[Records for this exercise Boundary: Start]
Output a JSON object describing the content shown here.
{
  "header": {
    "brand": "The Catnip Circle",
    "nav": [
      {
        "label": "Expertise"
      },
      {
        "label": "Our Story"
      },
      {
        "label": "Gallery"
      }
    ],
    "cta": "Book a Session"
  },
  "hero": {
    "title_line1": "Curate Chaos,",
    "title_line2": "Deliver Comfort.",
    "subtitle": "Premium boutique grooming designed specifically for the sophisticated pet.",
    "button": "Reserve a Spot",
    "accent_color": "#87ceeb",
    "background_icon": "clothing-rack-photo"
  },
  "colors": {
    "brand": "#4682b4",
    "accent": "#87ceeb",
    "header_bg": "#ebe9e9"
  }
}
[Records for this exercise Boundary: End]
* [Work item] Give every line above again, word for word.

* [Result for this task]
Output a JSON object describing the content shown here.
{
  "header": {
    "brand": "The Catnip Circle",
    "nav": [
      {
        "label": "Expertise"
      },
      {
        "label": "Our Story"
      },
      {
        "label": "Gallery"
      }
    ],
    "cta": "Book a Session"
  },
  "hero": {
    "title_line1": "Curate Chaos,",
    "title_line2": "Deliver Comfort.",
    "subtitle": "Premium boutique grooming designed specifically for the sophisticated pet.",
    "button": "Reserve a Spot",
    "accent_color": "#87ceeb",
    "background_icon": "clothing-rack-photo"
  },
  "colors": {
    "brand": "#4682b4",
    "accent": "#87ceeb",
    "header_bg": "#ebe9e9"
  }
}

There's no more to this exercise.